0 likes

Reckon my arse must be pretty aero then 

Avatar
bendertherobot [1520 posts] 2 years ago
0 likes
fukawitribe wrote:

The effect really isn't restricted to golf balls, honestly. Google 'rough surface skin drag reduction', 'dimple surface skin drag' - maybe add in 'Reynolds number' - and similar and have a look, e.g. 'A Study Of Shark Skin And Its Drag Reducing Mechanism' by Friedmann, Portl and Richter - there are millions of the buggers though. Theoretically drag reduction will happen both as the leg goes up and down, and as air passes over it due to the forward travel even when you're not pedalling (e.g. on a descent) - but i'm sceptical that it amounts to much with half a leg of bib-shorts. However the mechanism is quite general.

It's certainly interesting. But I wonder what the twice as long smooth surface between the bib and ankle does to mitigate any positive effect?

Avatar
fukawitribe [2385 posts] 2 years ago
0 likes
bendertherobot wrote:

It's certainly interesting.
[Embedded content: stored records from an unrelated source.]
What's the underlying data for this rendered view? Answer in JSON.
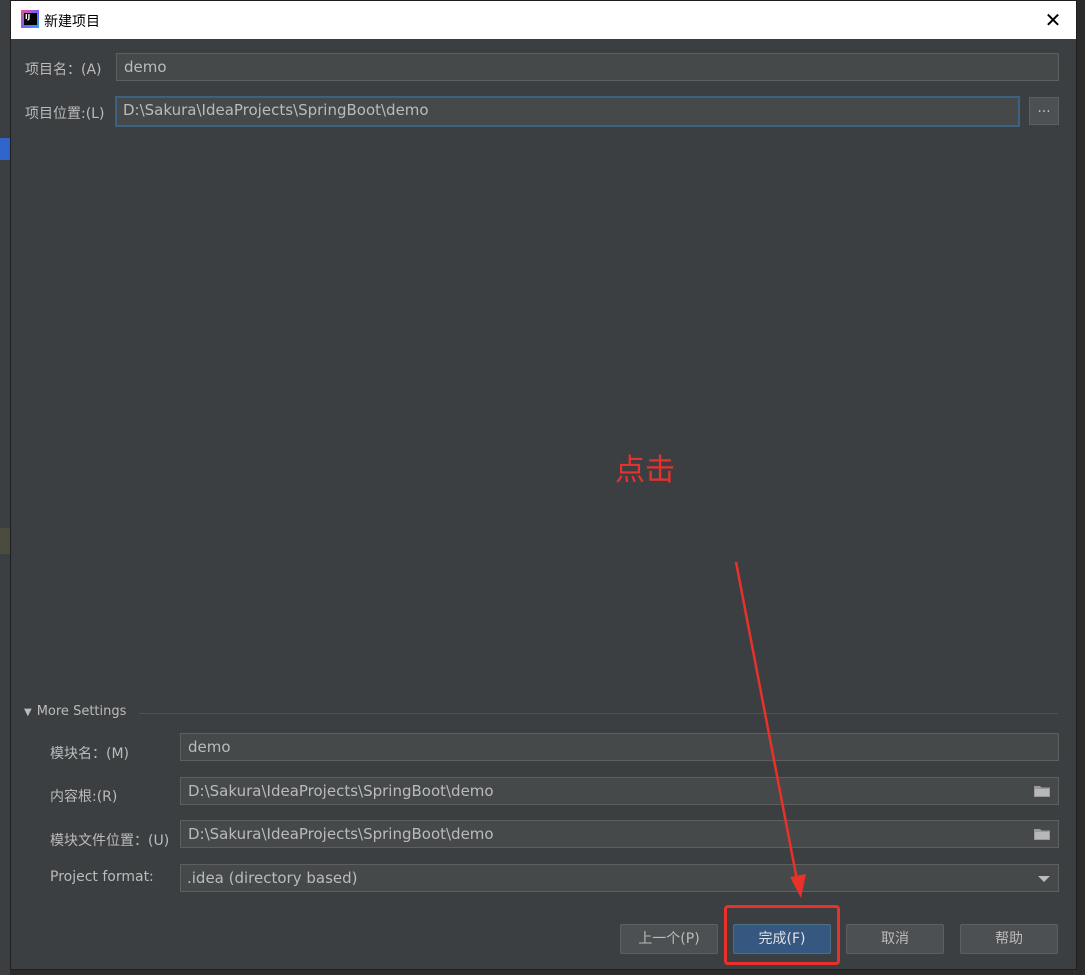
{
  "window": {
    "title": "新建项目",
    "close_symbol": "✕"
  },
  "project": {
    "name_label": "项目名：(A)",
    "name_value": "demo",
    "location_label": "项目位置:(L)",
    "location_value": "D:\\Sakura\\IdeaProjects\\SpringBoot\\demo",
    "browse_label": "..."
  },
  "annotation": {
    "text": "点击",
    "color": "#e8312a"
  },
  "more_settings": {
    "header": "More Settings",
    "module_name_label": "模块名：(M)",
    "module_name_value": "demo",
    "content_root_label": "内容根:(R)",
    "content_root_value": "D:\\Sakura\\IdeaProjects\\SpringBoot\\demo",
    "module_file_label": "模块文件位置：(U)",
    "module_file_value": "D:\\Sakura\\IdeaProjects\\SpringBoot\\demo",
    "format_label": "Project format:",
    "format_value": ".idea (directory based)"
  },
  "buttons": {
    "previous": "上一个(P)",
    "finish": "完成(F)",
    "cancel": "取消",
    "help": "帮助"
  },
  "icons": [
    "intellij-app-icon",
    "close-icon",
    "folder-icon",
    "chevron-down-icon",
    "collapse-triangle-icon"
  ]
}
But I wonder what the twice as long smooth surface between the bib and ankle does to mitigate any positive effect?

Well those bits are going to have the same drag regardless of the shorts, so the "benefit" would still be an improvement I guess... if it existed.. and were large enough that we could reliably measure it, which i'm highly doubtful of... but hey, I don't shave my legs so they be doubly screwed with me anyway  1

Avatar
bendertherobot [1520 posts] 2 years ago
3 likes
fukawitribe wrote:
bendertherobot wrote:

It's certainly interesting. But I wonder what the twice as long smooth surface between the bib and ankle does to mitigate any positive effect?

Well those bits are going to have the same drag regardless of the shorts, so the "benefit" would still be an improvement I guess... if it existed.. and were large enough that we could reliably measure it, which i'm highly doubtful of... but hey, I don't shave my legs so they be doubly screwed with me anyway  1

The answer, quite clearly, is a onesie in this material. 

Avatar
fukawitribe [2385 posts] 2 years ago
0 likes

That, Sir, is clearly a genius suggestion.

Avatar
mylesrants [404 posts] 2 years ago
1 like

watts,

whats watts when watts wain

£280 down the drain.

 

 

here all week

 

Avatar
Dr_Lex [469 posts] 2 years ago
0 likes

^^
As haiku, maybe?
What's Watts, when Watts wain?
Two hundred and eighty quid
Down the chuffing drain.

Next up: Shaved legs - One day's stubble better than Immac-smooth?